Maternal, newborn and child health (MNCH)
MNCH programme in Eswatini
While Eswatini made significant gains in child survival during the 1980s and 1990s, the tragic combination of HIV, poverty and food insecurity saw a reverse in these gains over the ensuing decade. The U5MR doubled from 60 per 1,000 live births in 1992 to 120 in 2006/2007, while the MMR more than doubled from 229 per 100,000 live births in 1996 to 589 in 2006-2007 (DHS 2006/2007). HIV accounts for nearly half of all under-5 deaths (47 per cent) (CHERG, 2007).
Among under-5 child deaths, 27 per cent occurred during the first month of a child’s life, arising from problems such as premature birth, asphyxia, infection and congenital disorders. Childhood pneumonia and diarrhoea also contributed 12 per cent and 10 per cent of under-5 deaths respectively. Regional disparities exist with under-5 mortality highest in the Lubombo and Manzini regions.
Limited access to quality health education and health care, along with weak integration of essential services, impact negatively on health outcomes in Eswatini. The chance of children born to uneducated mothers not living beyond their fifth birthday is three times higher than for children born to mothers with tertiary education.
Poor health and poverty are inextricably linked. Illness and death have serious financial repercussions for a household, while those who are poor are more likely to become sick and less likely to have access to basic services if they do.
On a positive note, there has been considerable success in containing malaria in endemic areas, with a decline in number of laboratory-confirmed cases from 4,000 per year between 1995 and 2000, to fewer than 100 cases per year between 2006 and 2007. Improved case management and availability of drugs contributed to this decline, along with strong collaboration with bordering countries.
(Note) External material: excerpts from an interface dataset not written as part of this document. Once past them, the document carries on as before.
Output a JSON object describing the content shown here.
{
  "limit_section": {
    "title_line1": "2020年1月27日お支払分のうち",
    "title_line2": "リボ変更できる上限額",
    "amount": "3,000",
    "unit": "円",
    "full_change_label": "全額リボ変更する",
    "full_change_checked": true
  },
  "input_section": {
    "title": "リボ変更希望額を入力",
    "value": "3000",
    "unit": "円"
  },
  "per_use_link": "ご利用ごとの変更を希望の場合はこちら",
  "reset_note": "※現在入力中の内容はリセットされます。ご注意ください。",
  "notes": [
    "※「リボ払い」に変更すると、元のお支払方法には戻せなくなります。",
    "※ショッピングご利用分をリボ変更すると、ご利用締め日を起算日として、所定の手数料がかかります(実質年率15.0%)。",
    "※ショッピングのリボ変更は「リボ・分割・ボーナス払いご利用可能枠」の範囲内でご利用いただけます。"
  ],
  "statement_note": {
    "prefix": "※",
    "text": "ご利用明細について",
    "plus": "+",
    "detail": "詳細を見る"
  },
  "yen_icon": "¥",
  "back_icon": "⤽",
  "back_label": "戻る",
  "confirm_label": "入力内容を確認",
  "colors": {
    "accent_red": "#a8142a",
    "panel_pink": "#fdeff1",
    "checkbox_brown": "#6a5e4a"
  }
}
Eswatini also has a relatively high vaccination coverage, of over 80 per cent among children aged 12-23 months, and has introduced two new vaccines – PCV 13 and rotavirus – which markedly reduced mortality and morbidity from pneumonia and diarrhoea respectively.